LISTED RECORDS:
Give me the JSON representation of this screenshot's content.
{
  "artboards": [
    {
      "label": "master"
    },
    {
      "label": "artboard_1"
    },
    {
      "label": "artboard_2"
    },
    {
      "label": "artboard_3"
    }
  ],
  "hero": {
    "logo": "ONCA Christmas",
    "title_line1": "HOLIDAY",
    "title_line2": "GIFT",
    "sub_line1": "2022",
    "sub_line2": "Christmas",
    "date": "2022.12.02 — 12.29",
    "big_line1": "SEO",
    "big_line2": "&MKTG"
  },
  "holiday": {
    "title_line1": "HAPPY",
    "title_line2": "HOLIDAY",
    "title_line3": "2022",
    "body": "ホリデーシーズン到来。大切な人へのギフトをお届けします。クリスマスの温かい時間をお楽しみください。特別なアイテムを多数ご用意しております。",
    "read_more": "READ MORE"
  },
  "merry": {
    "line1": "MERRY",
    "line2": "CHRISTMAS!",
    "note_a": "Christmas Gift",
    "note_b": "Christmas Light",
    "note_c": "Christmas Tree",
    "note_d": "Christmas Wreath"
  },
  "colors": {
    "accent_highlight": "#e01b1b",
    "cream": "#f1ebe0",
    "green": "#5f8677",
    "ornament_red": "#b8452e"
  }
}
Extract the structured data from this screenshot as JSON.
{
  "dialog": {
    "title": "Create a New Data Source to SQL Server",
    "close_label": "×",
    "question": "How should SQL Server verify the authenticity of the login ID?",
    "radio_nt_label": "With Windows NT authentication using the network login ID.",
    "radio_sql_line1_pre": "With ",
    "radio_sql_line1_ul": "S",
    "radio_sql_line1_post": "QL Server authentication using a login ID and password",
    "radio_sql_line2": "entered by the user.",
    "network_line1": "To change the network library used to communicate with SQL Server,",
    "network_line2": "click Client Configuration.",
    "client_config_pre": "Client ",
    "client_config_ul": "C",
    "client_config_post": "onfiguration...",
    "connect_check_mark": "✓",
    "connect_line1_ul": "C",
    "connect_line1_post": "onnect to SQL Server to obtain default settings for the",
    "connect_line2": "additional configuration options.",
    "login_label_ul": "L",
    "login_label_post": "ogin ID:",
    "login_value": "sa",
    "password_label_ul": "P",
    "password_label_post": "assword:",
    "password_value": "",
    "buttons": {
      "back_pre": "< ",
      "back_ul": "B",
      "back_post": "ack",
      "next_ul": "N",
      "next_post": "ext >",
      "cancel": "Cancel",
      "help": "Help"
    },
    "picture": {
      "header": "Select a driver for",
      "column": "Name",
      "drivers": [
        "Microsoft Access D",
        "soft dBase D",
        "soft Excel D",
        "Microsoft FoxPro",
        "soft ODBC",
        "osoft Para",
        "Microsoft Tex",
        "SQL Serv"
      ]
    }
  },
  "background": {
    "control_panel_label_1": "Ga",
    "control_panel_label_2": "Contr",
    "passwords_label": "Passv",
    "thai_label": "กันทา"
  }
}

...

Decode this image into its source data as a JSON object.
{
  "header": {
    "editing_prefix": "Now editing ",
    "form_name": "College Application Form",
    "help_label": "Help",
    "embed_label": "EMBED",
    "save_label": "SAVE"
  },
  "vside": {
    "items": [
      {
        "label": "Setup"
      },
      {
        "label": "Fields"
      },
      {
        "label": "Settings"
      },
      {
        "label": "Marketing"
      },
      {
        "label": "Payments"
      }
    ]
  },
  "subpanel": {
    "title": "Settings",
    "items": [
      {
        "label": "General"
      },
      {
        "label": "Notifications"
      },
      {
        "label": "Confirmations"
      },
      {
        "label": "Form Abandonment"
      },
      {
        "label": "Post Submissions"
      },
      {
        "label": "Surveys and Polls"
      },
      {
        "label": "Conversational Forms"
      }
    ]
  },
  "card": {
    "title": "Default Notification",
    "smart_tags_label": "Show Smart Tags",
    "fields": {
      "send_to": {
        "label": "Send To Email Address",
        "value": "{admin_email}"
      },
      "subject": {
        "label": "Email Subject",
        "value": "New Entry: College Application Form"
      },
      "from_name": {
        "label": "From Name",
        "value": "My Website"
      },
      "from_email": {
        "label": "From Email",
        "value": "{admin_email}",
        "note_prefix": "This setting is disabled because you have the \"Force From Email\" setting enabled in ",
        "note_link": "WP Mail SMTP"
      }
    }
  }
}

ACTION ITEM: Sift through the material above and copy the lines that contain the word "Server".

SOLUTION FOR THIS TASK:
    "title": "Create a New Data Source to SQL Server",
    "question": "How should SQL Server verify the authenticity of the login ID?",
    "radio_sql_line1_post": "QL Server authentication using a login ID and password",
    "network_line1": "To change the network library used to communicate with SQL Server,",
    "connect_line1_post": "onnect to SQL Server to obtain default settings for the",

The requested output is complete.